By sunrise the following day, two civilians, attacked by civilians, had been declared dead. Several people, deeply injured in the onslaught, were under intensive attention at the Upper East Regional Hospital amid police guard. And whilst devastated women mourned the number of houses ruthlessly torched with flames and traumatised children searched through the burnt rubbles, fears of reprisal attacks increased as the conflict-weary sun regained strength by the minute.
Media to boycott all police programmes after harsh handling
Media platforms are bleeding with police crackdown on attempts by journalists to enrich their reports with the security say on the hot issue.
The harsh reactions that met such harmless attempts from police chiefs are on audio records. Needless to be harsh on the press much as it is needless to mention the names of the commanders for now, it would have been just enough to tell the inquiring newsmen, in a tone that represents the police as a service and not a force, just what the public would be better off knowing or worse off not knowing.
But a commander told a journalist “I don’t do my policing in the media”, and one commander snubbed and repeatedly shouted on another reporter, “Can’t you use your common sense!”
The Upper East Regional Police Command is yet to have a Public Relations Officer known to the press in the region since ASP Thomas Yao Agbanyo, a hardworking former regional police PRO, left in 2015 on transfer as District Commander in the Volta Region.
The Army, in joint patrols with police and firemen on the ground, have been supportive in getting what has been needed to filter reports considered timely and wholesome for the public consumption on the clash. In what is a strong caution against stray bullets, the army have advised everyone to avoid curious positioning by the windows and rather always lie low indoors behind the “cement part” of their rooms in any event of open gunfire.

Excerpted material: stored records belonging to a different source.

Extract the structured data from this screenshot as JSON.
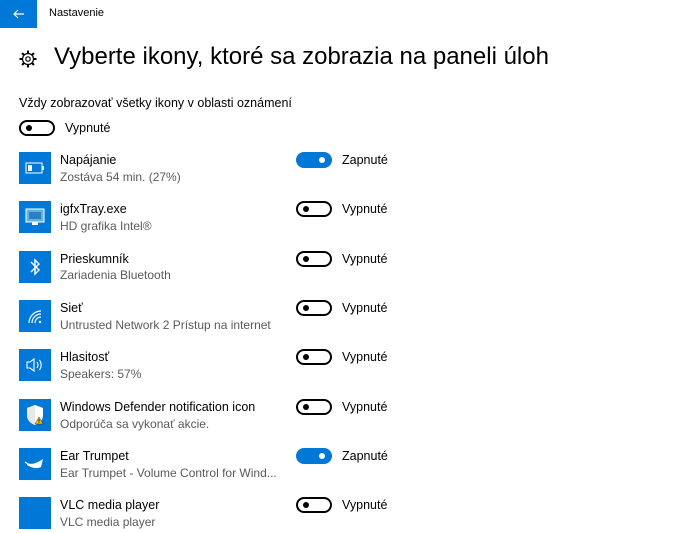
{
  "window": {
    "title": "Nastavenie"
  },
  "page": {
    "title": "Vyberte ikony, ktoré sa zobrazia na paneli úloh"
  },
  "always_show": {
    "label": "Vždy zobrazovať všetky ikony v oblasti oznámení",
    "state": "Vypnuté",
    "on": false
  },
  "rows": [
    {
      "name": "Napájanie",
      "sub": "Zostáva 54 min. (27%)",
      "state": "Zapnuté",
      "on": true,
      "icon": "battery-icon"
    },
    {
      "name": "igfxTray.exe",
      "sub": "HD grafika Intel®",
      "state": "Vypnuté",
      "on": false,
      "icon": "intel-graphics-icon"
    },
    {
      "name": "Prieskumník",
      "sub": "Zariadenia Bluetooth",
      "state": "Vypnuté",
      "on": false,
      "icon": "bluetooth-icon"
    },
    {
      "name": "Sieť",
      "sub": "Untrusted Network  2 Prístup na internet",
      "state": "Vypnuté",
      "on": false,
      "icon": "wifi-icon"
    },
    {
      "name": "Hlasitosť",
      "sub": "Speakers: 57%",
      "state": "Vypnuté",
      "on": false,
      "icon": "speaker-icon"
    },
    {
      "name": "Windows Defender notification icon",
      "sub": "Odporúča sa vykonať akcie.",
      "state": "Vypnuté",
      "on": false,
      "icon": "defender-shield-icon"
    },
    {
      "name": "Ear Trumpet",
      "sub": "Ear Trumpet - Volume Control for Wind...",
      "state": "Zapnuté",
      "on": true,
      "icon": "ear-trumpet-icon"
    },
    {
      "name": "VLC media player",
      "sub": "VLC media player",
      "state": "Vypnuté",
      "on": false,
      "icon": "vlc-icon"
    }
  ]
}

As security patrols are sitting tight on the lid of potential reprisal attacks in the chieftaincy dispute to maintain the peace in the regional capital, regional correspondents are notifying their newsrooms of a collective resolve to boycott all police programmes in the region until their lawful obligation to probe and to inform is duly recognised.